Measure, plan, deploy and measure again. This is how we set up robust Wi-Fi infrastructures.
When it comes to Wi-Fi, buying an access point at the electronics store next door and installing it on the desk in the middle of the office works only for small spaces and still, there is no guarantees that it will work properly.
For bigger places like whole office buildings or warehouses, it is required to carry a study in order to define the most efficient locations for the access points. Setting up a whole Wi-Fi infrastructure without any survey leave the door open to bad signal coverage and interferences.
The Wi-Fi planning survey is the first step of any serious Wi-Fi installation. Its main purpose it to help define the location of the access points using many indicators, the most commonly used being :
Received signal strength indicator (RSSI) is a measurement of the power present in a received radio signal. The survey help to simulate the access points and measure the end devices RSSI. A signal of more than -70 dBm is considered enough.
Signal-to-noise ratio (SNR or S/N) is a measure used to compare the level of a desired signal to the level of background noise. SNR is defined as the ratio of signal power to the noise power, often expressed in decibels. A SNR of 20 dB is a healthy value for wireless LANs, more than 40 dB is an excellent signal.

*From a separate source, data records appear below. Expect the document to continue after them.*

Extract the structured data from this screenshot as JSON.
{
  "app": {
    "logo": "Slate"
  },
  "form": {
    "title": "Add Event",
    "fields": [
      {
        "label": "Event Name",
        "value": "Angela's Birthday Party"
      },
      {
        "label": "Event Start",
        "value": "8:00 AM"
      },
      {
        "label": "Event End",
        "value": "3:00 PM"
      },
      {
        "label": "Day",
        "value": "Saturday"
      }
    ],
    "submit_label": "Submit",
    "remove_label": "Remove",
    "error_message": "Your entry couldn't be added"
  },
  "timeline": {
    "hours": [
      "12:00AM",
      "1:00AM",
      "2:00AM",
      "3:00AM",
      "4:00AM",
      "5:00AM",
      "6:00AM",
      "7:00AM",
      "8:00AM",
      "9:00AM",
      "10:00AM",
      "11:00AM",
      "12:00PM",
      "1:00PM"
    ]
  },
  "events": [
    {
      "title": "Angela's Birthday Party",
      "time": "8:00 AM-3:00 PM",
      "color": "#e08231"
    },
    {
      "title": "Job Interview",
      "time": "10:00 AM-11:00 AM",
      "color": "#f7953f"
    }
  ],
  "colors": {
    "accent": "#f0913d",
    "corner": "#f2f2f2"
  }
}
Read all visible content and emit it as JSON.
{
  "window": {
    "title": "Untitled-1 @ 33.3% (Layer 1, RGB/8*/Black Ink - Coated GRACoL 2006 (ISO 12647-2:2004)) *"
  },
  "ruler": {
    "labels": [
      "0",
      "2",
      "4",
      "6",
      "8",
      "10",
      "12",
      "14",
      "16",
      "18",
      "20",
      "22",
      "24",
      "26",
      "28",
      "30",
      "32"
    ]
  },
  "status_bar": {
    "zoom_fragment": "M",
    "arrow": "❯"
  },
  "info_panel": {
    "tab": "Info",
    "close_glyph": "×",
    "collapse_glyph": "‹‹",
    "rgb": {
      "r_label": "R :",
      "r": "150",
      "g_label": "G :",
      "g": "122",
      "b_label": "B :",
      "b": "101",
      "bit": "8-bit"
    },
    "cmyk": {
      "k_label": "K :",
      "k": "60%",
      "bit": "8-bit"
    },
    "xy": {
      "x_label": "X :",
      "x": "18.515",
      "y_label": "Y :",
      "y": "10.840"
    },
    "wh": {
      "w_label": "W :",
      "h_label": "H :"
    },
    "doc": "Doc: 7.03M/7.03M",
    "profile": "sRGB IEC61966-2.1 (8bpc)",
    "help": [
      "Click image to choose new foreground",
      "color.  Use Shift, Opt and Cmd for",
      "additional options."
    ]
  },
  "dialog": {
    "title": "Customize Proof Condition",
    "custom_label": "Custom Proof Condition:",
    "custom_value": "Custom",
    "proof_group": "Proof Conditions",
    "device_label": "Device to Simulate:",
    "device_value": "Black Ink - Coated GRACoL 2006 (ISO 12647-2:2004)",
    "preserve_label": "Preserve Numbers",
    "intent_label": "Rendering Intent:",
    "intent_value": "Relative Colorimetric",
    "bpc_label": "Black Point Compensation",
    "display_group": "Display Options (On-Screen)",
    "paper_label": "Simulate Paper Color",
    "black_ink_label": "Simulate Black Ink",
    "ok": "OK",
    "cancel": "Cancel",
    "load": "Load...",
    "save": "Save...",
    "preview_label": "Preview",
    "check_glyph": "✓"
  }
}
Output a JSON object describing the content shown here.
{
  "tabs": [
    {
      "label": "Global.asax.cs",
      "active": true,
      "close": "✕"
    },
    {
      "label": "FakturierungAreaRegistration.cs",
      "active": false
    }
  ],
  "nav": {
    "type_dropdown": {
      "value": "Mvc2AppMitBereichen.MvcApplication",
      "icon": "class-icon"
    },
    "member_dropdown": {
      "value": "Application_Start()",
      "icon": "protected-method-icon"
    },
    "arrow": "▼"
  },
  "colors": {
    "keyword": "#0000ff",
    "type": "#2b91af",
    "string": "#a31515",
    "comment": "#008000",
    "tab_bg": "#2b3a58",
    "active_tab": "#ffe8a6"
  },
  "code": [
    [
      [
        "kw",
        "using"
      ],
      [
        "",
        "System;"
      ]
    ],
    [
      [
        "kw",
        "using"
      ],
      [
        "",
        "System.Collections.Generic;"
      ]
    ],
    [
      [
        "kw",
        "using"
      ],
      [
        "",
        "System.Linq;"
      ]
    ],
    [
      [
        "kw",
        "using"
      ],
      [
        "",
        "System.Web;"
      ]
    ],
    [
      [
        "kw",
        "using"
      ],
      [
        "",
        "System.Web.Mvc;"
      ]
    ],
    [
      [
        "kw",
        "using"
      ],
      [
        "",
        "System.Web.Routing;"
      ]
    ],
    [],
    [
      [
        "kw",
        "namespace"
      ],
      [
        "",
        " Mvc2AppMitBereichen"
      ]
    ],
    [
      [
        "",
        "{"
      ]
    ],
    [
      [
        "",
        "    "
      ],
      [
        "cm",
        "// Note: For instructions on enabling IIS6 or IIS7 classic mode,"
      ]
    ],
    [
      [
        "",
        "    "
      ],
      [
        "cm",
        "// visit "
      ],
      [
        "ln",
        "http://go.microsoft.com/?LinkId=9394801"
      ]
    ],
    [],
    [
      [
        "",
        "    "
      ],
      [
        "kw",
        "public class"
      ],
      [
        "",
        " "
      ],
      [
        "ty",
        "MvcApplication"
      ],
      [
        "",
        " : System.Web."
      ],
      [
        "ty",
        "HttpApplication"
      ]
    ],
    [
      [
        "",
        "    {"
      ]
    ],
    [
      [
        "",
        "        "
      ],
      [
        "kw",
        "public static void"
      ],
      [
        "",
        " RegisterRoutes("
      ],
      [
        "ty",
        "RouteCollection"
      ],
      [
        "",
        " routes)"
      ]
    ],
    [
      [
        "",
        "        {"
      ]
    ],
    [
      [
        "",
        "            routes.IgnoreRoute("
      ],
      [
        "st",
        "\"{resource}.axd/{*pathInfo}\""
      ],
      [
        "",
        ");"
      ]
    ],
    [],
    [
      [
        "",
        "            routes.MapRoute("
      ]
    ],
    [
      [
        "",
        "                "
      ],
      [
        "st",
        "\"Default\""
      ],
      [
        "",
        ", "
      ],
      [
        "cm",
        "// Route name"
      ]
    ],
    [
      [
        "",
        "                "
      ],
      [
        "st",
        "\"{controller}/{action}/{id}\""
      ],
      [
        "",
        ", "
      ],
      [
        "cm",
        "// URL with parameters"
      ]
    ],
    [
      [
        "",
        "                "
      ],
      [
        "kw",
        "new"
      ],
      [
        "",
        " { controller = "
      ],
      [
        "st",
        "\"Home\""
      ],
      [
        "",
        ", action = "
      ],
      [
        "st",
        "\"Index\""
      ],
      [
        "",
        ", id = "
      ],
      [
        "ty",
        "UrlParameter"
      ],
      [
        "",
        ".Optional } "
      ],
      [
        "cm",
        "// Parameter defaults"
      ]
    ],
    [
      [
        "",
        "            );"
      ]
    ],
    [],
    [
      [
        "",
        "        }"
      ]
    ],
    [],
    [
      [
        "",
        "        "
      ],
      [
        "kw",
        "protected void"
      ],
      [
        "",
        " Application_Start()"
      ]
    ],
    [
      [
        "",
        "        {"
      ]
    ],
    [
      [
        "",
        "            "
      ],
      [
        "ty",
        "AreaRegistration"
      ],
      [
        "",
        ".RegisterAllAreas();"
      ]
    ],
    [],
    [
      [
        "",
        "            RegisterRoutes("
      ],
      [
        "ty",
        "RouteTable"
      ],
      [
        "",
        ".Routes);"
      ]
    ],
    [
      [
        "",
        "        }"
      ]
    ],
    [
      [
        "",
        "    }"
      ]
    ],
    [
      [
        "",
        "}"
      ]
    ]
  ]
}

Adjacent-channel interference (ACI) refers to degradation of performance resulting from overlapping frequency space that occurs due to an improper channel reuse design. If ACI does exist, the transmitted frames will become corrupted, the receivers will not send ACKs and L2 retransmissions will increase.
Co-channel interference (CCI) is crosstalk of two different access points using the same channel. It causes medium contention and network overhead and will result for the end user in a very slow network access.
With the planning survey results, we can set up the cabling, prepare the Wi-Fi controllers and access points and perform the first tests. If the planning and client requirements analysis were done properly, this phase is pretty straightforward as it just consists of following a list of well defined steps.
Once the cabling is done, the access points are up and running and everything is configured properly, a validation survey is required in order to confirm the whole infrastructure is working as expected. If anything is wrong, we either correct it or go back to the planning step, depending on the case.